WASHINGTON (FOX 5 DC) - Schools in the United Kingdom shut down nationwide this week and will be closed through at least mid-February. This as the new COVID variant has led to surging coronavirus cases in Britain.
That variant has already been detected in at least five states, so will it affect school reopening plans here in the United States?
Harvard T.H. Chan School of Public Health researcher and epidemiologist Dr. Bill Hanage says so far, the B.1.1.7. COVID variant is proving more transmissible in both adults and children.
"If it is not present in your community you should be getting ready for if and when it’s introduced into your community," says Hanage.
To detect the new strain, scientists are collecting groups of positive COVID-19 tests and genetically sequencing them. In the United States that is happening far less than in England, so there’s concern it could already be more widespread than reported.
According to Hanage, "We haven’t even looked in large parts of the country."
He says in-person learning should be a priority even with the variant present. Schools, however, must maintain strong mitigation efforts including mandatory masks, ventilation, hand washing and as much outdoor time as possible. It’s also crucial for the surrounding community to step up as well, to keep infection rates down.
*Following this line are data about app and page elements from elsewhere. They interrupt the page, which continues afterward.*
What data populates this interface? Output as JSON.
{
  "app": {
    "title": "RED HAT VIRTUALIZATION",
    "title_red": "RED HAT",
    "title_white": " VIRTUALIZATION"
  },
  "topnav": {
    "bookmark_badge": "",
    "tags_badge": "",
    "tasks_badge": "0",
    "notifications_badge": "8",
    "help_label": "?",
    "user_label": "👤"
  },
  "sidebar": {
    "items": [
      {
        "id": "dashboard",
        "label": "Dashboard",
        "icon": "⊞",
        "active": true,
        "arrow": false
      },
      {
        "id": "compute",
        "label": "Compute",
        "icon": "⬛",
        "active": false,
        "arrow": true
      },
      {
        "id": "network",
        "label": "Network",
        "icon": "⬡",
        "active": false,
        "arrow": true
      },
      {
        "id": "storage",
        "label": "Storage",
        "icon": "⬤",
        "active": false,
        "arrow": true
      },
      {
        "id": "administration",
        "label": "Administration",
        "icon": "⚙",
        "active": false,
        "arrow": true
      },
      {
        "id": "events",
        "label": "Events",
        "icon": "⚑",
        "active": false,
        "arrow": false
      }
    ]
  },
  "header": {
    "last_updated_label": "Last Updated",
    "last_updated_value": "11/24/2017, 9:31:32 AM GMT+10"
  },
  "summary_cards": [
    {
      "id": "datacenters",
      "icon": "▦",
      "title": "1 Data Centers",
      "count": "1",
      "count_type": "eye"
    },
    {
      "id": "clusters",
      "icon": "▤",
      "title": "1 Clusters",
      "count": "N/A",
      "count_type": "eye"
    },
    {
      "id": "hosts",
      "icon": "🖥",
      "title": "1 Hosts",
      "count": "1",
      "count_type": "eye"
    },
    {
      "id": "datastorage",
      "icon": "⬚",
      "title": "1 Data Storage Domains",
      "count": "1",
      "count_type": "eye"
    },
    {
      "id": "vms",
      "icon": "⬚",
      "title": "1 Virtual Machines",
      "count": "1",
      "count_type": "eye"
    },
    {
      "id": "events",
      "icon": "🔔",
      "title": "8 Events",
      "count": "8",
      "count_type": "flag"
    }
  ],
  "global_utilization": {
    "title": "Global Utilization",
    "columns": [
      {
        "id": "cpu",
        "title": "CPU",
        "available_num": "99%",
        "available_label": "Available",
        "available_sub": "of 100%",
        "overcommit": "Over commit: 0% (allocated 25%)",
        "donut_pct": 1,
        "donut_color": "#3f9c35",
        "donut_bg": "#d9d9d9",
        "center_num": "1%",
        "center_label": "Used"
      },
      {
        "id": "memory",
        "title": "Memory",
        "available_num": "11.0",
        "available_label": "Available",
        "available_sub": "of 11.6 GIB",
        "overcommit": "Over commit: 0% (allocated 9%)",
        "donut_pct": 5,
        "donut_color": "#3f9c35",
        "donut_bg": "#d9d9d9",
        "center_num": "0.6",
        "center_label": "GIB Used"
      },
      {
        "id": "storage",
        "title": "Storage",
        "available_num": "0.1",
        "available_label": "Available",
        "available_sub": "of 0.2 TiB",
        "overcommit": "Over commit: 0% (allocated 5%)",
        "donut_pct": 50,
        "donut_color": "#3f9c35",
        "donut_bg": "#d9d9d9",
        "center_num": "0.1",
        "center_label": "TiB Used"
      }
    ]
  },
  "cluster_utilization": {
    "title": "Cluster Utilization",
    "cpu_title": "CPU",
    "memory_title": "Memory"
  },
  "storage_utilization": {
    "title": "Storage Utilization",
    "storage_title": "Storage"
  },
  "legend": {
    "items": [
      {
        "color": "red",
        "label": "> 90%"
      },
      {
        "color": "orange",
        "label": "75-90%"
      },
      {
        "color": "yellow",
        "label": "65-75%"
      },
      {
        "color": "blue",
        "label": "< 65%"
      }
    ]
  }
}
Unfortunately, some transmission is inevitable but Dr. Hanage says it should be less than the spread in the rest of the community for a school to remain open.